He picked up a rock, tossed it in his hand. Aly’s love language was touch. He’d heard Dad preach on the topic back when he used to listen. Cal made a point of touching Aly in a platonic way whenever they were together, but it hadn’t kept her from going out with jerks like Gar Fritz. He tossed the stone again and fired it at the side of the gym. It smacked against the bark siding ten feet from the couple. Aly and Gar sprang apart a heartbeat before Cal ducked out of sight.
Maybe that would help.
Raine dropped a pair of shorts into the scarred dresser drawer. The screen door squeaked open, then slapped shut against the doorframe. Aly breezed into the room looking like a Barbie whose hair had been bunched into a clip by a small child. A smudge of lipstick clung to one corner of her mouth.
Raine smiled at her. “Hey.”
“Oh, it’s you.” Aly blew her breath out and ran an appraising look over Raine. Her gaze stopped on the crook of Raine’s arm.
Raine scooped a quilt over her scar. She forced a smile into her voice. “Which bunk do you want?”
“I’ll take the top.” She snagged Raine’s dog-eared Bible off the upper bunk and tossed it onto the plastic mattress below. “How did I score the Bible teacher?”
Raine gritted her teeth. “I’m not ‘the Bible teacher.’ I’m Raine.” She would make friends this summer. With Aly. “I’ve got three older brothers, a psychotic Great Dane named Antoine, and my favorite show is Lost.”
A wry smile broke out on Aly’s face. “Lost. Isn’t that what you call people like me?”
Aly nibbled off the rest of her lipstick. “In my sister’s opinion.”
“And in yours?”
“I know exactly where I’m going and how to get there. I’m half-way to a BA in marketing and I will own my own business before I’m twenty-five.”
Raine started to answer, but Aly cut her off. “This is where you tell me I’m going to hell.”
God, give me patience. “Look, I don’t know where all your drama is coming from, but I’m not the enemy. I could use a friend. If you don’t want to talk about God, fine.”
“Maybe I don’t need another friend.” But Aly’s voice had lost its hard edge.
“Let’s say we’ll try to get along since we’re stuck in the same room for the summer.”

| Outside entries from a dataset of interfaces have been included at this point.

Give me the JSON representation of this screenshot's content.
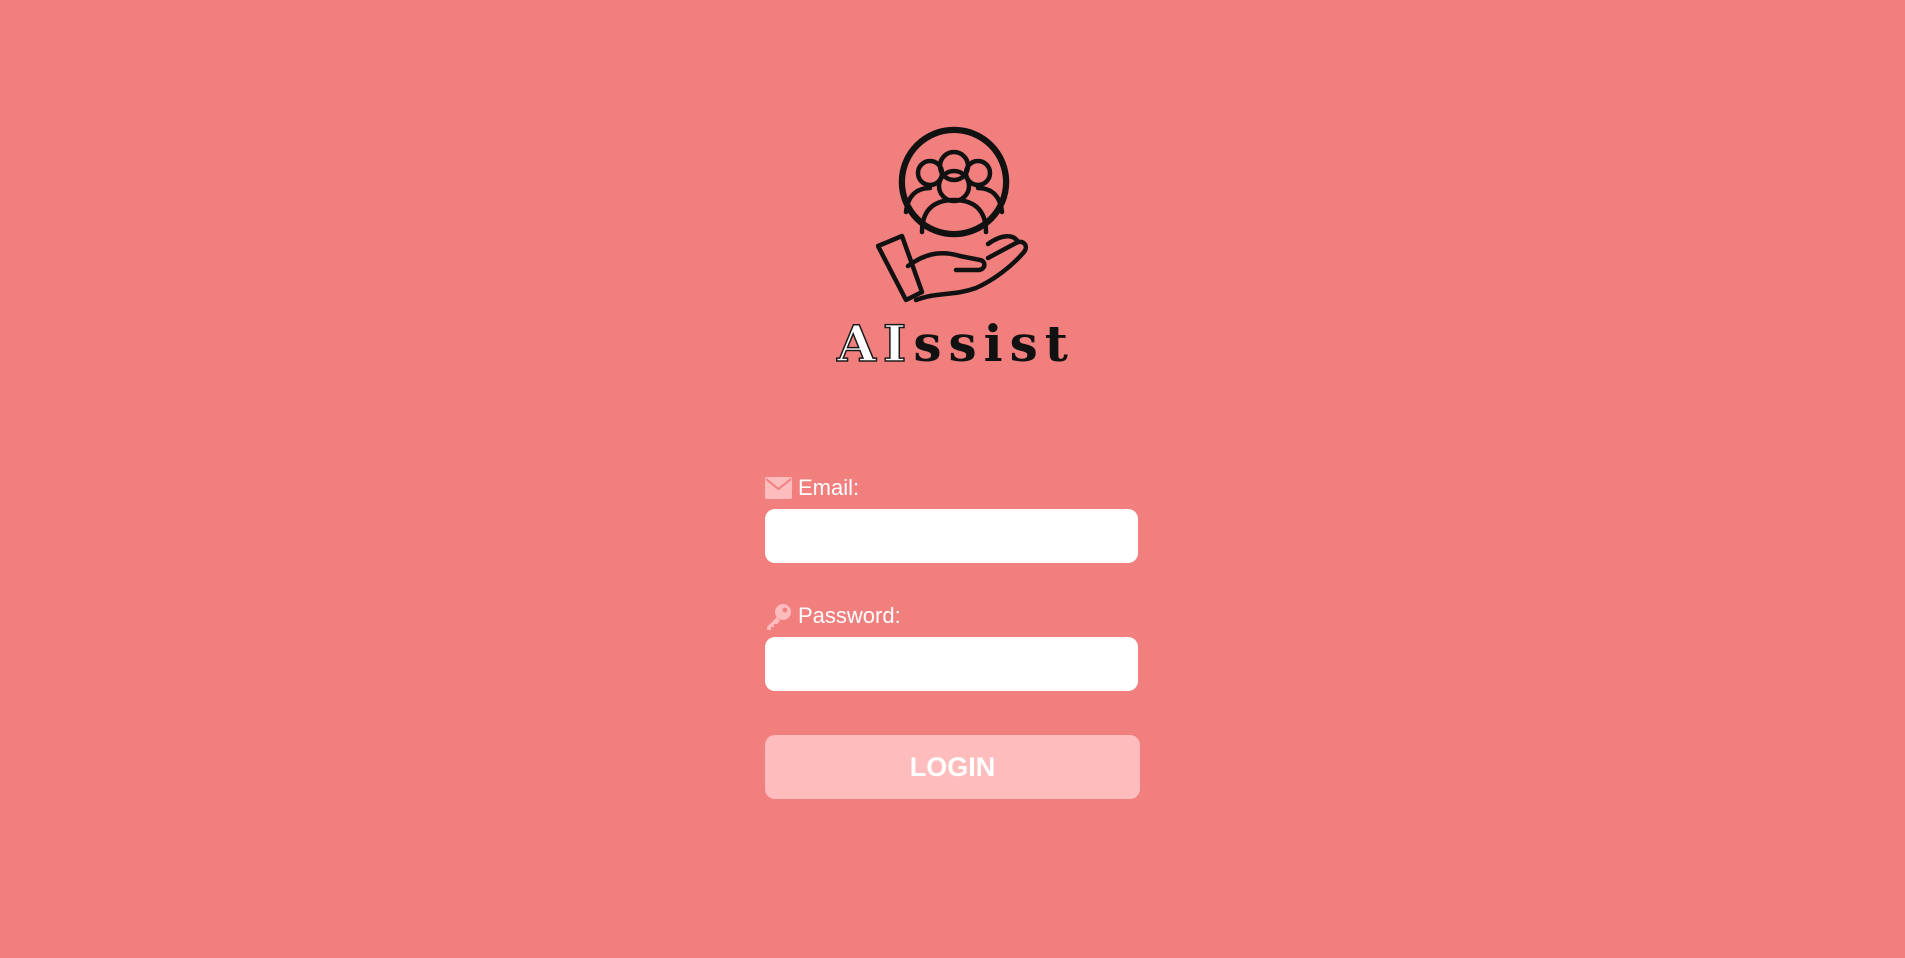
{
  "brand": {
    "name_highlight": "AI",
    "name_rest": "ssist",
    "logo_icon": "people-in-hand-icon"
  },
  "form": {
    "email": {
      "label": "Email:",
      "icon": "envelope-icon",
      "value": "",
      "placeholder": ""
    },
    "password": {
      "label": "Password:",
      "icon": "key-icon",
      "value": "",
      "placeholder": ""
    },
    "login_label": "LOGIN"
  },
  "colors": {
    "background": "#f07f7e",
    "button": "#ffbcbd",
    "icon": "#ffbcbd",
    "input": "#ffffff",
    "text": "#ffffff"
  }
}
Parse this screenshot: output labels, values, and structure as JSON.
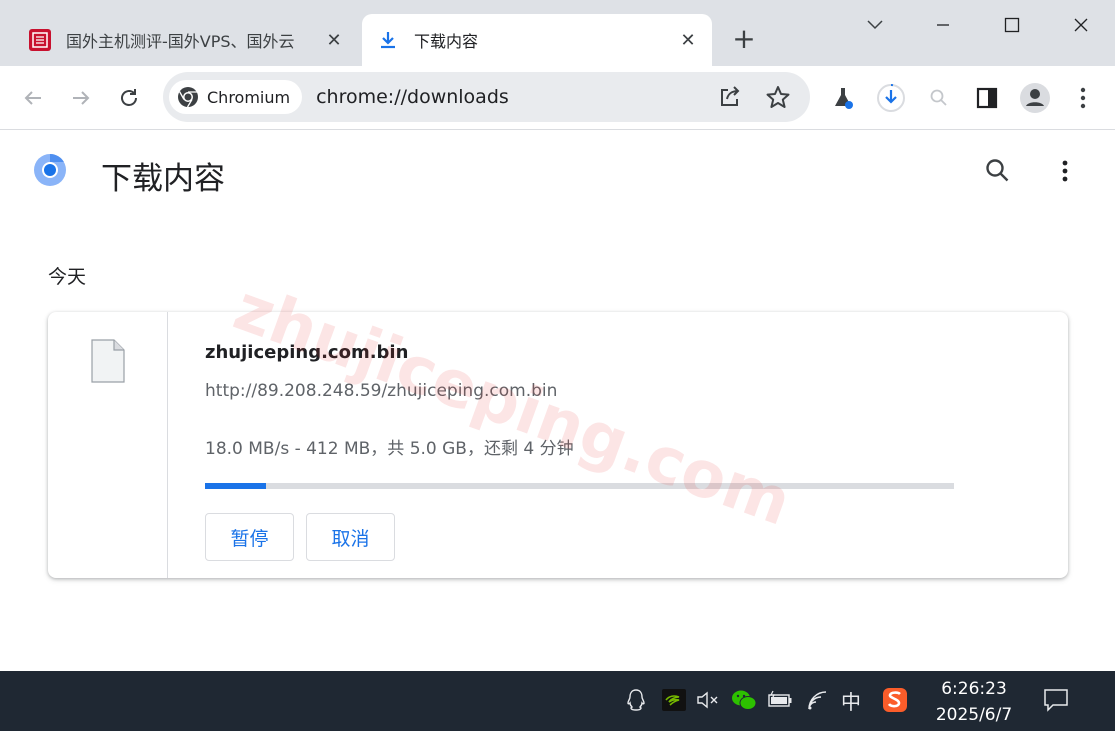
{
  "tabs": [
    {
      "title": "国外主机测评-国外VPS、国外云",
      "icon": "site-logo-icon"
    },
    {
      "title": "下载内容",
      "icon": "download-icon"
    }
  ],
  "toolbar": {
    "chip_label": "Chromium",
    "url": "chrome://downloads"
  },
  "page": {
    "title": "下载内容",
    "section_date": "今天"
  },
  "download": {
    "file_name": "zhujiceping.com.bin",
    "url": "http://89.208.248.59/zhujiceping.com.bin",
    "status": "18.0 MB/s - 412 MB，共 5.0 GB，还剩 4 分钟",
    "progress_percent": 8.2,
    "pause_label": "暂停",
    "cancel_label": "取消"
  },
  "watermark": "zhujiceping.com",
  "taskbar": {
    "ime": "中",
    "time": "6:26:23",
    "date": "2025/6/7"
  },
  "colors": {
    "accent": "#1a73e8",
    "tabstrip": "#dee1e6",
    "taskbar": "#1f2833"
  }
}
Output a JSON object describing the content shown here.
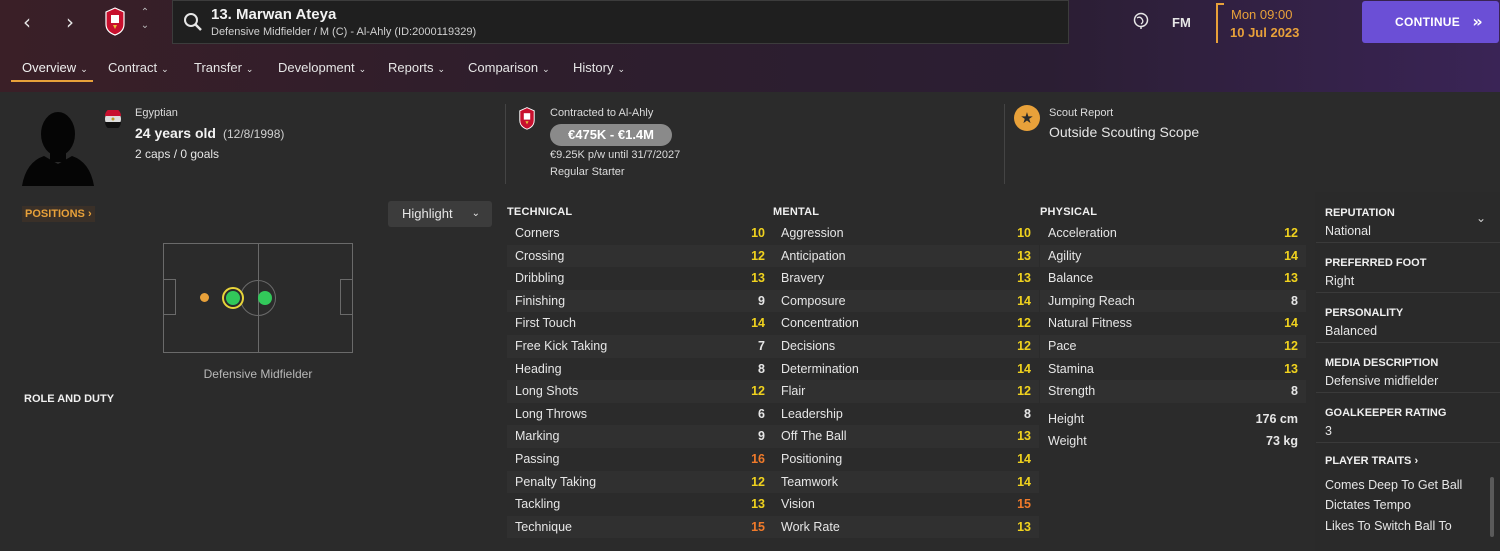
{
  "header": {
    "player_name": "13. Marwan Ateya",
    "player_sub": "Defensive Midfielder / M (C) - Al-Ahly (ID:2000119329)",
    "fm_label": "FM",
    "date_day": "Mon 09:00",
    "date_full": "10 Jul 2023",
    "continue_label": "CONTINUE",
    "accent_color": "#e8a13a",
    "continue_color": "#6b4fd6"
  },
  "tabs": [
    {
      "label": "Overview"
    },
    {
      "label": "Contract"
    },
    {
      "label": "Transfer"
    },
    {
      "label": "Development"
    },
    {
      "label": "Reports"
    },
    {
      "label": "Comparison"
    },
    {
      "label": "History"
    }
  ],
  "info": {
    "nationality": "Egyptian",
    "age": "24 years old",
    "dob": "(12/8/1998)",
    "caps": "2 caps / 0 goals",
    "contract_label": "Contracted to Al-Ahly",
    "value_range": "€475K - €1.4M",
    "wage": "€9.25K p/w until 31/7/2027",
    "squad_status": "Regular Starter",
    "scout_label": "Scout Report",
    "scout_value": "Outside Scouting Scope"
  },
  "positions": {
    "button_label": "POSITIONS",
    "position_name": "Defensive Midfielder",
    "role_title": "ROLE AND DUTY",
    "highlight_label": "Highlight"
  },
  "attributes": {
    "technical": {
      "title": "TECHNICAL",
      "items": [
        {
          "name": "Corners",
          "value": "10"
        },
        {
          "name": "Crossing",
          "value": "12"
        },
        {
          "name": "Dribbling",
          "value": "13"
        },
        {
          "name": "Finishing",
          "value": "9"
        },
        {
          "name": "First Touch",
          "value": "14"
        },
        {
          "name": "Free Kick Taking",
          "value": "7"
        },
        {
          "name": "Heading",
          "value": "8"
        },
        {
          "name": "Long Shots",
          "value": "12"
        },
        {
          "name": "Long Throws",
          "value": "6"
        },
        {
          "name": "Marking",
          "value": "9"
        },
        {
          "name": "Passing",
          "value": "16"
        },
        {
          "name": "Penalty Taking",
          "value": "12"
        },
        {
          "name": "Tackling",
          "value": "13"
        },
        {
          "name": "Technique",
          "value": "15"
        }
      ]
    },
    "mental": {
      "title": "MENTAL",
      "items": [
        {
          "name": "Aggression",
          "value": "10"
        },
        {
          "name": "Anticipation",
          "value": "13"
        },
        {
          "name": "Bravery",
          "value": "13"
        },
        {
          "name": "Composure",
          "value": "14"
        },
        {
          "name": "Concentration",
          "value": "12"
        },
        {
          "name": "Decisions",
          "value": "12"
        },
        {
          "name": "Determination",
          "value": "14"
        },
        {
          "name": "Flair",
          "value": "12"
        },
        {
          "name": "Leadership",
          "value": "8"
        },
        {
          "name": "Off The Ball",
          "value": "13"
        },
        {
          "name": "Positioning",
          "value": "14"
        },
        {
          "name": "Teamwork",
          "value": "14"
        },
        {
          "name": "Vision",
          "value": "15"
        },
        {
          "name": "Work Rate",
          "value": "13"
        }
      ]
    },
    "physical": {
      "title": "PHYSICAL",
      "items": [
        {
          "name": "Acceleration",
          "value": "12"
        },
        {
          "name": "Agility",
          "value": "14"
        },
        {
          "name": "Balance",
          "value": "13"
        },
        {
          "name": "Jumping Reach",
          "value": "8"
        },
        {
          "name": "Natural Fitness",
          "value": "14"
        },
        {
          "name": "Pace",
          "value": "12"
        },
        {
          "name": "Stamina",
          "value": "13"
        },
        {
          "name": "Strength",
          "value": "8"
        }
      ],
      "height_label": "Height",
      "height_value": "176 cm",
      "weight_label": "Weight",
      "weight_value": "73 kg"
    }
  },
  "side": {
    "reputation_label": "REPUTATION",
    "reputation_value": "National",
    "foot_label": "PREFERRED FOOT",
    "foot_value": "Right",
    "personality_label": "PERSONALITY",
    "personality_value": "Balanced",
    "media_label": "MEDIA DESCRIPTION",
    "media_value": "Defensive midfielder",
    "gk_label": "GOALKEEPER RATING",
    "gk_value": "3",
    "traits_label": "PLAYER TRAITS",
    "traits": [
      "Comes Deep To Get Ball",
      "Dictates Tempo",
      "Likes To Switch Ball To"
    ]
  }
}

Aly eyed her for a long moment. “Done.” She reached a slim-boned hand out to Raine.
Raine’s fingers tightened around Aly’s.
“So, you have the hots for Cal, huh?”